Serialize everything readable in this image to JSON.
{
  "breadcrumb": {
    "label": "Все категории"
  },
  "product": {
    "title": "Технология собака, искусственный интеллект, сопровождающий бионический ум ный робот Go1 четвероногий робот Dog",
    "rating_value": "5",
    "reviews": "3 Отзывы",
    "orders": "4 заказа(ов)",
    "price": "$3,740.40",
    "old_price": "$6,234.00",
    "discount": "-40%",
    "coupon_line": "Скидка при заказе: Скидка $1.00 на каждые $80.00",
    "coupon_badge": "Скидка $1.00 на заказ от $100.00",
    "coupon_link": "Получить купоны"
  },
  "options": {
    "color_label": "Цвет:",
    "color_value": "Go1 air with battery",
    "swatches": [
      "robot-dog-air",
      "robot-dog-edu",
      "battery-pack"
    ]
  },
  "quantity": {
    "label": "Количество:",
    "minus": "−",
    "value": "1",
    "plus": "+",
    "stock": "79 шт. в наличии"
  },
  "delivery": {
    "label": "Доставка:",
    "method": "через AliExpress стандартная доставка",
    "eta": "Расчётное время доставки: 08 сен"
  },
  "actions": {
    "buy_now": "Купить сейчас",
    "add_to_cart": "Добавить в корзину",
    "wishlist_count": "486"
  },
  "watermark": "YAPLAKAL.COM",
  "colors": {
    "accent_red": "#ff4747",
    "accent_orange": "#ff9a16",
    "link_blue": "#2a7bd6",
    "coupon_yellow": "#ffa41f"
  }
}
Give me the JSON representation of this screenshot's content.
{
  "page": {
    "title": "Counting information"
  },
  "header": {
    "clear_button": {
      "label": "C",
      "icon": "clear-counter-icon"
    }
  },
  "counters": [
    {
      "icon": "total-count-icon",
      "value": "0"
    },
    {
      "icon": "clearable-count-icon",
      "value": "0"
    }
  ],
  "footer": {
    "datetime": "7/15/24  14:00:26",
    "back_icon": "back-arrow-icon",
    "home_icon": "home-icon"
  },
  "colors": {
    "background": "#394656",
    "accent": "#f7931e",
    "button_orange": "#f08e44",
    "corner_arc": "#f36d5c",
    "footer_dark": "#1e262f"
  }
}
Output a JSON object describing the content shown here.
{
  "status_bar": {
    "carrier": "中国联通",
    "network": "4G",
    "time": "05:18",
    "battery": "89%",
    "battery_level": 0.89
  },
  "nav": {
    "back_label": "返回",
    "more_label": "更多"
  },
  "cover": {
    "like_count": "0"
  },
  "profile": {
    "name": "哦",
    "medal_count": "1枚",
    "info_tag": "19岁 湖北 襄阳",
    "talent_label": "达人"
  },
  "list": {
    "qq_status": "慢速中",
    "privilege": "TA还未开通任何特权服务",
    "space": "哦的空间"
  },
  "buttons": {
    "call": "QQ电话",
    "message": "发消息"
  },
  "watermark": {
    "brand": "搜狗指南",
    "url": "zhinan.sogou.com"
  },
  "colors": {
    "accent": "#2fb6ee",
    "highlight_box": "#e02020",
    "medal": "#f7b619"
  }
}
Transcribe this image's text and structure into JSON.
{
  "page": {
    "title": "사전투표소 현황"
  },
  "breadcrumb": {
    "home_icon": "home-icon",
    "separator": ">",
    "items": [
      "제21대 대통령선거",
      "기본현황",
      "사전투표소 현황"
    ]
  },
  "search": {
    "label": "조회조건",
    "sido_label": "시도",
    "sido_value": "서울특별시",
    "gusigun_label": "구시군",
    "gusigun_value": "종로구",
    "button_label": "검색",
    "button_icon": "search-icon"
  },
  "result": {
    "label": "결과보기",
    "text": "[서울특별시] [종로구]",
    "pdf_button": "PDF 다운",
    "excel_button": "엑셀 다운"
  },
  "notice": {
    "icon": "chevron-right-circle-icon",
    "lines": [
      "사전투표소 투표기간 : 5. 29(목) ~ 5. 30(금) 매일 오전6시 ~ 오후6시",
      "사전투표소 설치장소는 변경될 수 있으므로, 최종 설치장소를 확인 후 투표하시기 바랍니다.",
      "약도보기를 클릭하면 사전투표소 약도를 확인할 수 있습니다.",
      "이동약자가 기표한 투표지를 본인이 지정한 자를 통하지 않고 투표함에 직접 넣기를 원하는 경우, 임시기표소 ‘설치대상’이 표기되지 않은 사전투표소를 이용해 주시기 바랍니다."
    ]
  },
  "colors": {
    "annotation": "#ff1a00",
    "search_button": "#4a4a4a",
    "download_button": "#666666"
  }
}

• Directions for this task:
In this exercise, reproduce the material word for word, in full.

• Written answer:
Serialize everything readable in this image to JSON.
{
  "breadcrumb": {
    "label": "Все категории"
  },
  "product": {
    "title": "Технология собака, искусственный интеллект, сопровождающий бионический ум ный робот Go1 четвероногий робот Dog",
    "rating_value": "5",
    "reviews": "3 Отзывы",
    "orders": "4 заказа(ов)",
    "price": "$3,740.40",
    "old_price": "$6,234.00",
    "discount": "-40%",
    "coupon_line": "Скидка при заказе: Скидка $1.00 на каждые $80.00",
    "coupon_badge": "Скидка $1.00 на заказ от $100.00",
    "coupon_link": "Получить купоны"
  },
  "options": {
    "color_label": "Цвет:",
    "color_value": "Go1 air with battery",
    "swatches": [
      "robot-dog-air",
      "robot-dog-edu",
      "battery-pack"
    ]
  },
  "quantity": {
    "label": "Количество:",
    "minus": "−",
    "value": "1",
    "plus": "+",
    "stock": "79 шт. в наличии"
  },
  "delivery": {
    "label": "Доставка:",
    "method": "через AliExpress стандартная доставка",
    "eta": "Расчётное время доставки: 08 сен"
  },
  "actions": {
    "buy_now": "Купить сейчас",
    "add_to_cart": "Добавить в корзину",
    "wishlist_count": "486"
  },
  "watermark": "YAPLAKAL.COM",
  "colors": {
    "accent_red": "#ff4747",
    "accent_orange": "#ff9a16",
    "link_blue": "#2a7bd6",
    "coupon_yellow": "#ffa41f"
  }
}
Give me the JSON representation of this screenshot's content.
{
  "page": {
    "title": "Counting information"
  },
  "header": {
    "clear_button": {
      "label": "C",
      "icon": "clear-counter-icon"
    }
  },
  "counters": [
    {
      "icon": "total-count-icon",
      "value": "0"
    },
    {
      "icon": "clearable-count-icon",
      "value": "0"
    }
  ],
  "footer": {
    "datetime": "7/15/24  14:00:26",
    "back_icon": "back-arrow-icon",
    "home_icon": "home-icon"
  },
  "colors": {
    "background": "#394656",
    "accent": "#f7931e",
    "button_orange": "#f08e44",
    "corner_arc": "#f36d5c",
    "footer_dark": "#1e262f"
  }
}
Output a JSON object describing the content shown here.
{
  "status_bar": {
    "carrier": "中国联通",
    "network": "4G",
    "time": "05:18",
    "battery": "89%",
    "battery_level": 0.89
  },
  "nav": {
    "back_label": "返回",
    "more_label": "更多"
  },
  "cover": {
    "like_count": "0"
  },
  "profile": {
    "name": "哦",
    "medal_count": "1枚",
    "info_tag": "19岁 湖北 襄阳",
    "talent_label": "达人"
  },
  "list": {
    "qq_status": "慢速中",
    "privilege": "TA还未开通任何特权服务",
    "space": "哦的空间"
  },
  "buttons": {
    "call": "QQ电话",
    "message": "发消息"
  },
  "watermark": {
    "brand": "搜狗指南",
    "url": "zhinan.sogou.com"
  },
  "colors": {
    "accent": "#2fb6ee",
    "highlight_box": "#e02020",
    "medal": "#f7b619"
  }
}
Transcribe this image's text and structure into JSON.
{
  "page": {
    "title": "사전투표소 현황"
  },
  "breadcrumb": {
    "home_icon": "home-icon",
    "separator": ">",
    "items": [
      "제21대 대통령선거",
      "기본현황",
      "사전투표소 현황"
    ]
  },
  "search": {
    "label": "조회조건",
    "sido_label": "시도",
    "sido_value": "서울특별시",
    "gusigun_label": "구시군",
    "gusigun_value": "종로구",
    "button_label": "검색",
    "button_icon": "search-icon"
  },
  "result": {
    "label": "결과보기",
    "text": "[서울특별시] [종로구]",
    "pdf_button": "PDF 다운",
    "excel_button": "엑셀 다운"
  },
  "notice": {
    "icon": "chevron-right-circle-icon",
    "lines": [
      "사전투표소 투표기간 : 5. 29(목) ~ 5. 30(금) 매일 오전6시 ~ 오후6시",
      "사전투표소 설치장소는 변경될 수 있으므로, 최종 설치장소를 확인 후 투표하시기 바랍니다.",
      "약도보기를 클릭하면 사전투표소 약도를 확인할 수 있습니다.",
      "이동약자가 기표한 투표지를 본인이 지정한 자를 통하지 않고 투표함에 직접 넣기를 원하는 경우, 임시기표소 ‘설치대상’이 표기되지 않은 사전투표소를 이용해 주시기 바랍니다."
    ]
  },
  "colors": {
    "annotation": "#ff1a00",
    "search_button": "#4a4a4a",
    "download_button": "#666666"
  }
}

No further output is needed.